Required action: Figure out how many lines in the records below hold the string "teacher". That number alone is the answer.

*** Dataset records ***

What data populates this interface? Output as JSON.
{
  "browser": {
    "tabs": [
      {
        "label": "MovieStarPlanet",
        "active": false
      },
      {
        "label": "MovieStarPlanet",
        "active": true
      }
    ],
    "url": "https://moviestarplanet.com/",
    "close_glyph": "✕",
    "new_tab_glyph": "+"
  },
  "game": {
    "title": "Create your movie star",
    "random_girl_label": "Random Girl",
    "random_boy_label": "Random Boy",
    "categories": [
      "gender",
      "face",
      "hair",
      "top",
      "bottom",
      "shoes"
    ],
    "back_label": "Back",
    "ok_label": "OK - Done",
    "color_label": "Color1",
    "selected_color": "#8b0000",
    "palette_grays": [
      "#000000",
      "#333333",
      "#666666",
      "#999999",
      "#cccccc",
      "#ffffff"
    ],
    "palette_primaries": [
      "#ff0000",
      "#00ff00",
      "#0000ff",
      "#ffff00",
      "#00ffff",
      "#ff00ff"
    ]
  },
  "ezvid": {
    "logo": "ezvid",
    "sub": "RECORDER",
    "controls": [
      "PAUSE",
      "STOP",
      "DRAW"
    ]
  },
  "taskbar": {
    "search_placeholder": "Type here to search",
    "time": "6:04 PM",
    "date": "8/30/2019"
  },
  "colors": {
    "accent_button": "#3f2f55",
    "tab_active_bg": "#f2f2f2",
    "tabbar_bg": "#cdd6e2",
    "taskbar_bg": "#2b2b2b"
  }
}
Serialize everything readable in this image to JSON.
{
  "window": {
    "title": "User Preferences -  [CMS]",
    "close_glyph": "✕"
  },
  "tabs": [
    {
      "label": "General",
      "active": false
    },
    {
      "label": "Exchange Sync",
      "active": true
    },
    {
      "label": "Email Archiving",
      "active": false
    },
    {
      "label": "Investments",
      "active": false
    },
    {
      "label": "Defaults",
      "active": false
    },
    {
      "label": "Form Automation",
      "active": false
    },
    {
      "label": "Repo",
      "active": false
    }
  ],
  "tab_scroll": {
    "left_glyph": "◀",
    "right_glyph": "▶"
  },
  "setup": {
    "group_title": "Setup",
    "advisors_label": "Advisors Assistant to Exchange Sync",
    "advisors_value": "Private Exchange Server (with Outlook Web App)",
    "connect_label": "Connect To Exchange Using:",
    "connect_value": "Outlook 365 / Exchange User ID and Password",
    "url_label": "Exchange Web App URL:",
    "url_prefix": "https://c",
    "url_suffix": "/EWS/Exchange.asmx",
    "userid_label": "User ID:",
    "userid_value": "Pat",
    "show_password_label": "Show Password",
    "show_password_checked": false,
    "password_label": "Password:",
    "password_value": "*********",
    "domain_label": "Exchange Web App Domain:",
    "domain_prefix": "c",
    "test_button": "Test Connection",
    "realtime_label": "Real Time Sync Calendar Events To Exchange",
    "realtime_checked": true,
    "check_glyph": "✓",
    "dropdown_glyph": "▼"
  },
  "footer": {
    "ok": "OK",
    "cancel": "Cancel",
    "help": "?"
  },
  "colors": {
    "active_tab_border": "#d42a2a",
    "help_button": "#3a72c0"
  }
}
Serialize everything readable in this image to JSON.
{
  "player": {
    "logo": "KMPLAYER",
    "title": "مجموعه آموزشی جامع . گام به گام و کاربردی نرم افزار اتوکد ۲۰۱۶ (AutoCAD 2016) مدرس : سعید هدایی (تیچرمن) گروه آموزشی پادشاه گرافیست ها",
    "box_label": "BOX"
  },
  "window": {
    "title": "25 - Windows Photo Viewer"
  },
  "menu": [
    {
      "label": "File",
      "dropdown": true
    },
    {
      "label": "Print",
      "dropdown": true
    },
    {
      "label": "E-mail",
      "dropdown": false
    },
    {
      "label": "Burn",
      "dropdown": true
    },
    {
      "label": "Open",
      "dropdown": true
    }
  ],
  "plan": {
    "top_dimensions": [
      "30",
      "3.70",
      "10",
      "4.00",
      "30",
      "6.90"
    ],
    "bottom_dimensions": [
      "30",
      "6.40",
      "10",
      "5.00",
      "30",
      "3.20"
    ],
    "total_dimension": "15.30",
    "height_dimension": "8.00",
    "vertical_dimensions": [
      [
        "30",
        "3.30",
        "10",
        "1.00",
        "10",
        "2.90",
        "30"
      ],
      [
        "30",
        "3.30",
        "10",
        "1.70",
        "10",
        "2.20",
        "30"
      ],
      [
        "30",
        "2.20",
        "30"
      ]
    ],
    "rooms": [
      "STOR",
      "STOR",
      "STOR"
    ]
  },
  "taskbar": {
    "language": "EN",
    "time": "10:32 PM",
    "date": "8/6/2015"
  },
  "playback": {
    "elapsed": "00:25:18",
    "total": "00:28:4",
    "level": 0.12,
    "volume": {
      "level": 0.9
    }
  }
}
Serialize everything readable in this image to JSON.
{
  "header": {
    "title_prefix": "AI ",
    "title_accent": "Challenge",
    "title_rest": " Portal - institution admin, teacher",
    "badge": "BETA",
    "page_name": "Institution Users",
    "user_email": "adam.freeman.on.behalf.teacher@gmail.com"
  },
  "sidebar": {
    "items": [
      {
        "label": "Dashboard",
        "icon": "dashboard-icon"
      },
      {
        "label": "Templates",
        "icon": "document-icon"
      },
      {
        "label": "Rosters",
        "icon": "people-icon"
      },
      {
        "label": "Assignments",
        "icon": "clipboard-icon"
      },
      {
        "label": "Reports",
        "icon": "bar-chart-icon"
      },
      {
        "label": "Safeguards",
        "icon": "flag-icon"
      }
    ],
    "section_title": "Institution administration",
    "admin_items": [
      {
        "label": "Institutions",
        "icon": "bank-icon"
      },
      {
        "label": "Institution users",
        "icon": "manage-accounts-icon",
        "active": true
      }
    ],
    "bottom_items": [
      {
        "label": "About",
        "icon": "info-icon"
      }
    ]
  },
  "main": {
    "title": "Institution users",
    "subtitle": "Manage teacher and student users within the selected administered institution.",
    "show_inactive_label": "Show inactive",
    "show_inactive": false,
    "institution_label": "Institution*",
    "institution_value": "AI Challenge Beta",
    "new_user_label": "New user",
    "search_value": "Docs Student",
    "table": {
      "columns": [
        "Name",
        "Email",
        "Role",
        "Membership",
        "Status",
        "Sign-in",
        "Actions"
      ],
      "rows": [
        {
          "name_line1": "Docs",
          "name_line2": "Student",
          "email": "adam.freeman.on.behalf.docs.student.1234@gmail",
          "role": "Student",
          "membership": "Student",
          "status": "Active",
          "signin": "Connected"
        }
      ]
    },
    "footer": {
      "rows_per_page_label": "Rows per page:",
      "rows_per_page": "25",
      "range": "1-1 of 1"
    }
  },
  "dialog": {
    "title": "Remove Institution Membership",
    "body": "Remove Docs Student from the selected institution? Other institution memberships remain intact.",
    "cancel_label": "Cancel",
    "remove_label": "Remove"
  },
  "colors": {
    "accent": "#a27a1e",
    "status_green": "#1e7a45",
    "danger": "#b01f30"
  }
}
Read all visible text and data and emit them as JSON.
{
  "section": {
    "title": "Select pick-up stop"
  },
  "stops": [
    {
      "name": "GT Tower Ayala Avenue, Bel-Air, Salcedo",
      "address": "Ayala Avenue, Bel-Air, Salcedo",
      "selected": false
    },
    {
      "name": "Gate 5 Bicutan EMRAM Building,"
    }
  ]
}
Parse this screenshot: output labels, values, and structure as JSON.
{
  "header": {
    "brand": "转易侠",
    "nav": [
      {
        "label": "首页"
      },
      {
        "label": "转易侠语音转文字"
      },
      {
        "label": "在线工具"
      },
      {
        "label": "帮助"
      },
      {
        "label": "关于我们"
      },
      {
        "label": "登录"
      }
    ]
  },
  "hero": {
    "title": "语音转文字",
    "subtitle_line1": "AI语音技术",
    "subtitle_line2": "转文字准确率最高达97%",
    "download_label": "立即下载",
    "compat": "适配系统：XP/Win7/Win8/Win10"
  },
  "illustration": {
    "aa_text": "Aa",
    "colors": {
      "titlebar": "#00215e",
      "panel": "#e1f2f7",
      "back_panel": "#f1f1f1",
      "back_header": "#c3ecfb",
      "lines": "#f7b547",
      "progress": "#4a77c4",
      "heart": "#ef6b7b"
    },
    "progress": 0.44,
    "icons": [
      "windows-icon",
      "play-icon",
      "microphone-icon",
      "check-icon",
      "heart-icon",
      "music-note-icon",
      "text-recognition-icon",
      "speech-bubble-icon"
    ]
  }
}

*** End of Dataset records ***

Result: 3